Opportunities for Company Growth
When it comes to growing your business it's important to always review every opportunity, because in some cases the fastest path may come from other tactics. These could be:
- Product development
- Product extension
- Product repurposing
- Marketing for awareness
- Marketing for inquiry
- Expanded markets
- Repurposed sales force
- New distribution channels
- New pricing
- New markets
- New ideas to uncover
Key Questions to Strategic Growth
When creating your growth plan, make sure you are very strategic in the vision of that plan. Without this strategic vision, you can become distracted and lose the focus you need to be successful. The best strategy will be built around answers to the following questions:
- What is the fastest way to grow a company?
- How do you grow a company if/when that industry is in decline?
- What is the most important step in expanding a product offering?
- When is margin more important than sales?
- When is revenue more important than profit?
The Assessment Process
All great plans are built on information — lots of information.
Sometimes leaders focus the assessment process on generating enough information to support the growth plan they already have in place, a plan built around assumptions. This is a trap! The assessment process needs to start without a plan in mind. Use this process to collect information. When enough is collected, a clear plan emerges — a plan based on solid business information and not personal hunches.
That is not to say that personal information is not necessary, but it works in conjunction with, not in place of, solid business facts. There are three pieces of information critical to the business assessment:
- Personnel or Business Related
- What brought you here?
- What is your background?
- How long have you been here?
- What is the history of the company?
- Where have you been before?
- Will you remain local or move?
- Why were you brought into this company (specific expertise)?
- Does it seem like a good place to work?
- What is the company's culture?

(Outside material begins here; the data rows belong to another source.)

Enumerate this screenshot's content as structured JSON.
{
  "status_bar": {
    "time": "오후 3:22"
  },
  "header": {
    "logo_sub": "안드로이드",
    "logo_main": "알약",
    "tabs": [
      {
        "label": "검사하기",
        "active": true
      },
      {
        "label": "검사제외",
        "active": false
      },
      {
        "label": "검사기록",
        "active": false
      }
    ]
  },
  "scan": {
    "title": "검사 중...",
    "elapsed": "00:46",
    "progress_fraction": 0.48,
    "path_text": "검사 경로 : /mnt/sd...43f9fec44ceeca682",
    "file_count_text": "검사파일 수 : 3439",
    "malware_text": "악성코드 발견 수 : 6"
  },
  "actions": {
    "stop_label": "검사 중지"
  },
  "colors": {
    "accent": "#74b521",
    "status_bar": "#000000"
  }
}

- General Business Model
- Tell me about the business
- Who are your key customers?
- What are your key markets?
- How is business going and why?
- How big is the company (revenue)?

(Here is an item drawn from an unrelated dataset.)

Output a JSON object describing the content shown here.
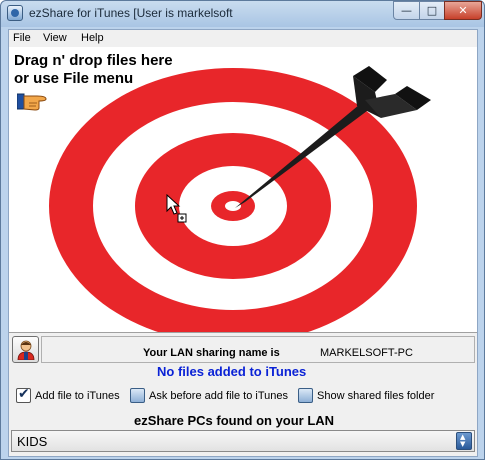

- How many people are employed here?
- What are the margins (EBITDA)?
- What sets you apart (differentiators)?
- Who are your competitors?

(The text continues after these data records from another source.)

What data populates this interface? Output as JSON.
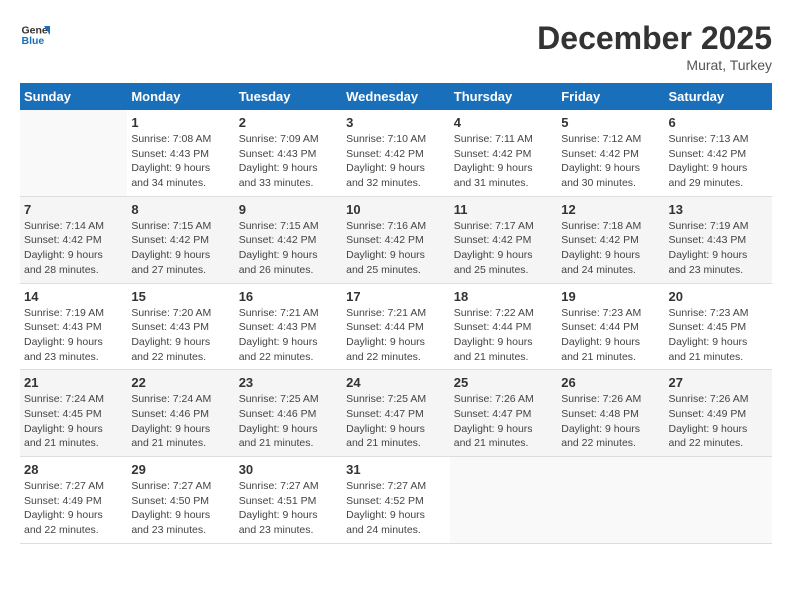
{
  "header": {
    "logo_general": "General",
    "logo_blue": "Blue",
    "month": "December 2025",
    "location": "Murat, Turkey"
  },
  "days_of_week": [
    "Sunday",
    "Monday",
    "Tuesday",
    "Wednesday",
    "Thursday",
    "Friday",
    "Saturday"
  ],
  "weeks": [
    [
      {
        "day": "",
        "info": ""
      },
      {
        "day": "1",
        "info": "Sunrise: 7:08 AM\nSunset: 4:43 PM\nDaylight: 9 hours\nand 34 minutes."
      },
      {
        "day": "2",
        "info": "Sunrise: 7:09 AM\nSunset: 4:43 PM\nDaylight: 9 hours\nand 33 minutes."
      },
      {
        "day": "3",
        "info": "Sunrise: 7:10 AM\nSunset: 4:42 PM\nDaylight: 9 hours\nand 32 minutes."
      },
      {
        "day": "4",
        "info": "Sunrise: 7:11 AM\nSunset: 4:42 PM\nDaylight: 9 hours\nand 31 minutes."
      },
      {
        "day": "5",
        "info": "Sunrise: 7:12 AM\nSunset: 4:42 PM\nDaylight: 9 hours\nand 30 minutes."
      },
      {
        "day": "6",
        "info": "Sunrise: 7:13 AM\nSunset: 4:42 PM\nDaylight: 9 hours\nand 29 minutes."
      }
    ],
    [
      {
        "day": "7",
        "info": "Sunrise: 7:14 AM\nSunset: 4:42 PM\nDaylight: 9 hours\nand 28 minutes."
      },
      {
        "day": "8",
        "info": "Sunrise: 7:15 AM\nSunset: 4:42 PM\nDaylight: 9 hours\nand 27 minutes."
      },
      {
        "day": "9",
        "info": "Sunrise: 7:15 AM\nSunset: 4:42 PM\nDaylight: 9 hours\nand 26 minutes."
      },
      {
        "day": "10",
        "info": "Sunrise: 7:16 AM\nSunset: 4:42 PM\nDaylight: 9 hours\nand 25 minutes."
      },
      {
        "day": "11",
        "info": "Sunrise: 7:17 AM\nSunset: 4:42 PM\nDaylight: 9 hours\nand 25 minutes."
      },
      {
        "day": "12",
        "info": "Sunrise: 7:18 AM\nSunset: 4:42 PM\nDaylight: 9 hours\nand 24 minutes."
      },
      {
        "day": "13",
        "info": "Sunrise: 7:19 AM\nSunset: 4:43 PM\nDaylight: 9 hours\nand 23 minutes."
      }
    ],
    [
      {
        "day": "14",
        "info": "Sunrise: 7:19 AM\nSunset: 4:43 PM\nDaylight: 9 hours\nand 23 minutes."
      },
      {
        "day": "15",
        "info": "Sunrise: 7:20 AM\nSunset: 4:43 PM\nDaylight: 9 hours\nand 22 minutes."
      },
      {
        "day": "16",
        "info": "Sunrise: 7:21 AM\nSunset: 4:43 PM\nDaylight: 9 hours\nand 22 minutes."
      },
      {
        "day": "17",
        "info": "Sunrise: 7:21 AM\nSunset: 4:44 PM\nDaylight: 9 hours\nand 22 minutes."
      },
      {
        "day": "18",
        "info": "Sunrise: 7:22 AM\nSunset: 4:44 PM\nDaylight: 9 hours\nand 21 minutes."
      },
      {
        "day": "19",
        "info": "Sunrise: 7:23 AM\nSunset: 4:44 PM\nDaylight: 9 hours\nand 21 minutes."
      },
      {
        "day": "20",
        "info": "Sunrise: 7:23 AM\nSunset: 4:45 PM\nDaylight: 9 hours\nand 21 minutes."
      }
    ],
    [
      {
        "day": "21",
        "info": "Sunrise: 7:24 AM\nSunset: 4:45 PM\nDaylight: 9 hours\nand 21 minutes."
      },
      {
        "day": "22",
        "info": "Sunrise: 7:24 AM\nSunset: 4:46 PM\nDaylight: 9 hours\nand 21 minutes."
      },
      {
        "day": "23",
        "info": "Sunrise: 7:25 AM\nSunset: 4:46 PM\nDaylight: 9 hours\nand 21 minutes."
      },
      {
        "day": "24",
        "info": "Sunrise: 7:25 AM\nSunset: 4:47 PM\nDaylight: 9 hours\nand 21 minutes."
      },
      {
        "day": "25",
        "info": "Sunrise: 7:26 AM\nSunset: 4:47 PM\nDaylight: 9 hours\nand 21 minutes."
      },
      {
        "day": "26",
        "info": "Sunrise: 7:26 AM\nSunset: 4:48 PM\nDaylight: 9 hours\nand 22 minutes."
      },
      {
        "day": "27",
        "info": "Sunrise: 7:26 AM\nSunset: 4:49 PM\nDaylight: 9 hours\nand 22 minutes."
      }
    ],
    [
      {
        "day": "28",
        "info": "Sunrise: 7:27 AM\nSunset: 4:49 PM\nDaylight: 9 hours\nand 22 minutes."
      },
      {
        "day": "29",
        "info": "Sunrise: 7:27 AM\nSunset: 4:50 PM\nDaylight: 9 hours\nand 23 minutes."
      },
      {
        "day": "30",
        "info": "Sunrise: 7:27 AM\nSunset: 4:51 PM\nDaylight: 9 hours\nand 23 minutes."
      },
      {
        "day": "31",
        "info": "Sunrise: 7:27 AM\nSunset: 4:52 PM\nDaylight: 9 hours\nand 24 minutes."
      },
      {
        "day": "",
        "info": ""
      },
      {
        "day": "",
        "info": ""
      },
      {
        "day": "",
        "info": ""
      }
    ]
  ]
}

- What are you good at?
- What would your customers say you are good at?
- What would your customers say you are bad at?
- What trends have developed over the last few years and more recently?
- Current Situation/Governance
- What is your long-term plan and are you on track with it?
- Is your current direction in line with the larger vision?
- What are your objectives for this year?
- What issues are you facing?
- Have initiatives been defined and, if so, what are they?
- What progress has been made on these initiatives?
- What would you isolate as the current need?
- What is your current leadership structure?
- Is the right leadership team in place?
- Where are the gaps/resources in your leadership? Who is strong and who is weak?
- How is your banking relationship? Have you tapped into a line of credit?
- What is your working capital?
Strategic vs. Tactical
The final question that many people ask about a growth plan is, "Should the growth plan be strategic or tactical in design?”
The correct answer is both.
A growth plan that is just strategic in design lacks accountability, while a growth plan that is solely tactical can lose focus and allow distractions from new opportunities that are uncovered.
Define, strategically, what your growth will look like and how/when you will get there, tactically. Keep the following principles in mind as you create your plan:
- Let the information guide you — not the opinions of anyone or everyone
- Show the connection between information and tactical opportunities
- Be able to explain the definition of a tactical opportunity
- Your plan is a means to an end — the correct end!
About the Author
John Steckler brings more than 20 years of management experience to OneAccord. Prior to joining the team, he served as Senior Vice President of Growth and Strategic Development at Zenith American Solutions, where he was responsible for marketing, sales, product development and customer service.
As the director of marketing and sales at Pemco Mutual Insurance Company, John created and implemented strategic and tactical plans for rebranding the company, as well as all market research, public relations and internal and external marketing communications.